We met with some therapists for our youngest, Boonshka, today. He’s two years old (25 months, to be exact) and he just barely started walking unassisted on Monday. Suddenly he is talking more and more. And while I should be a proud and excited mother, I am instead frustrated by the fact that he makes these sudden advancements in his development the very same week he has an appointment with three therapists/evaluators. It was his second assessment so I wasn’t too anxious about it because I knew what to expect; he was first evaluated three months after his first birthday. The first time he scored very low – below 50% collectively, and as a parent you become instantly worried followed by a search for a location to comfortably place the blame. Surely it wasn’t your fault. Let’s just say, in my case, no matter where I looked I found myself holding onto that blame with a nervous and sweaty palm.
Once the panic the therapists had left me with the first time subsided, I was able to examine the results of the evaluation, break it down and identify the problematic areas. As a team, my husband and I recognized our failures or density in our roles as guiding hands in our sons developement but separately I’m sure we both were quietly blaming each other. There are things I am stuck between as a disabled parent and I have trouble communicating things to Kasper. I don’t know how to be a supportive “secondary” parent when my mommy-ness wants to push him aside and control the situation. There are things that he doesn’t do that I would do because I did them with our oldest. These are things I cannot complain or nag to him about because:
- I had a strong detachment period for like the first year of Boonshka’s life; my limitations made me feel incapable and inadequate as a mother so I backed away instead of trying harder
- and just because we are (common-law) married with two kids doesn’t mean we will always and forever parent in exactly the same ways. I try my best to allow him his space without ordering him to do things my way when I am not even able to do things my way.
Over the last year, we have been working with Boonshka. We work on things like balance and urging him to walk, at the very least, assisted. We try to get him to say identifying words like cup or up…things he should have been saying by the time he was a year old. We try to do the obvious, is my point. But nothing seemed to stick. Until recently. Maybe he fell one afternoon and when he hit his head something clicked or something. I have no idea because he just started walking around and saying words he could barely form last month. It’s all very strange and sudden. We kept the appointments for today because we noticed he favors his right leg, he is so clearly left-handed and he is still not saying things he should be saying (yet all of a sudden he says “Daddy” clear as day, like wtf is up with that?).
During todays assessment I found myself evaluating him as well as myself. This happened last time but I wasn’t able to make so many connections. I can’t tell if I am hindering his development or not but I feel like I am.

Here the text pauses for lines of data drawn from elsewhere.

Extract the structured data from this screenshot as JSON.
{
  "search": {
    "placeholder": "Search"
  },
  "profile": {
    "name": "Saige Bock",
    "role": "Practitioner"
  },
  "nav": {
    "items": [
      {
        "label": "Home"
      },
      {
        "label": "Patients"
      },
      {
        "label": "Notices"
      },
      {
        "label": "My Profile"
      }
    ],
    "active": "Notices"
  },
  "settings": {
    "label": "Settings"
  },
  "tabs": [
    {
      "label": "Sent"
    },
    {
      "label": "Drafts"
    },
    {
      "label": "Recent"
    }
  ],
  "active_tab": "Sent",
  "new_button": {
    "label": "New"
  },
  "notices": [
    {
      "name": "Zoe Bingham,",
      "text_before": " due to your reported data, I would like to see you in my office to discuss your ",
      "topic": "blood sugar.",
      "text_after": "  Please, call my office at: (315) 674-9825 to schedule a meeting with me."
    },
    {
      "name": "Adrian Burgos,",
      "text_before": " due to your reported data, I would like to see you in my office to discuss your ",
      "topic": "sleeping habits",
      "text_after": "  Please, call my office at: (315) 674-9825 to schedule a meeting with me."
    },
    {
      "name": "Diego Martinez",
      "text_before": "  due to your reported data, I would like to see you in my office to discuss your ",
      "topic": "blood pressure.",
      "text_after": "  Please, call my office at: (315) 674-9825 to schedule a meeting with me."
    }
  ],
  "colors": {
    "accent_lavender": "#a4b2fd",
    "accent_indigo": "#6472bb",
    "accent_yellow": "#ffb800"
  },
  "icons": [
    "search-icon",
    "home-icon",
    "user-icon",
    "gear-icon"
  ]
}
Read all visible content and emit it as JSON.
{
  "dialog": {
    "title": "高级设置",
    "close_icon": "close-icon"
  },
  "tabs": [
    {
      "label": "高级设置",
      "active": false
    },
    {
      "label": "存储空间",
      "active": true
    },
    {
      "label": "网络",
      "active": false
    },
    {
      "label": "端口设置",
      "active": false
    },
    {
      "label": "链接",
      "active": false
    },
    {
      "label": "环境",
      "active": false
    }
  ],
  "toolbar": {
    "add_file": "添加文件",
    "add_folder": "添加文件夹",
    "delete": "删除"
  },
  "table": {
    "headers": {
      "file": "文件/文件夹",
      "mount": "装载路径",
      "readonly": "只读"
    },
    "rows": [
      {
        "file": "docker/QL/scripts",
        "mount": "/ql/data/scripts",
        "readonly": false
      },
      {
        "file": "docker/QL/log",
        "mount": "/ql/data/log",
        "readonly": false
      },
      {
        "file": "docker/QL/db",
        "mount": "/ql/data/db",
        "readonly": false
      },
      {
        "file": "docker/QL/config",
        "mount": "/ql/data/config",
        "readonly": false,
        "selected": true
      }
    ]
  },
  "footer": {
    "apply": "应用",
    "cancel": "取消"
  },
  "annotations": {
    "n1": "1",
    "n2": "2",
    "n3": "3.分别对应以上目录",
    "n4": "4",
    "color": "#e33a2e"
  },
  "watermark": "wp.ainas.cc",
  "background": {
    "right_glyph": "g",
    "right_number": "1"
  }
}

They asked me about his arm and I didn’t know what they were talking about. It is not abnormal to have a left-handed child. They asked how long it took him to roll over. He was maybe 6 months, possibly older. The OT (occupational therapist) then told me he seems to have problems crossing his arms over and recognizing he has two hands he can work with effectively. She suggested having him tested neurologically. She showed us what she meant by placing a toy on his right side and instead of him reaching over with his left hand, he would pick up the toy with his right hand, fail and fail again with the “test” until he put the toy in his left hand to succeed. She began signaling him to use his right hand or both hands and after a few reminders he seemed to get it. On the plus, she noted that he is resourceful. When he had trouble putting rings on that plastic stand, he picked up the stand and tried to stick it in the ring.
She said that is good because he is still trying to solve the problem and called him a cheater with a laugh. She asked about his climbing and I told her he never really climbed like his brother did. With Skas I could lay on the floor and he would climb onto my stomach and we’d play; I’d play with his hands or he’d pat me on the stomach or whatever. Boonshka never really did any of that, not with me or Kasper. The OT nodded and suggested some play activities to encourage him to treat both sides equally. I keep wondering why I never noticed the lack of participation in some of these events.
While I listened to everyone talk around me, absorbing the information, I began to drift back to his neglected side. I feel like it is my fault. I only think of what is in front of me. I try very hard to consider what a “normal” person might need to learn but it’s not so easy when you are not “normal.” The way we sit is to accommodate my left body and so life is more accessible for my right body. I present my right body to the audience and allow my left body to fade slowly back into the shadow where it can hide and be forgotten about by even myself. I truly have no need for it. I do everything face-to-face with Boonshka so, naturally, I communicate to his left body, thus offering him the ability to neglect his right body. It is like I am trying to create in him a mirrored image of me. How do I correct that? Everyone had pointed out, after it was my turn to ask a few questions, that Kasper and Skas and Skas’ friends are all fully able-bodied. I was able to shed some blame but it was replaced with a burden heavier. What is wrong with my son if I am not to blame? I would rather take that blame than be left searching for answers that may never be available to me.
I wonder about the things I don’t consider until these people come into my house and start asking about them. There are things we all do as parents that are simple yet vital and completely natural for us to pass along. We don’t even realize how much we educate our children just by our every day actions and reactions. Apparently that goes for more than behavior and star character traits.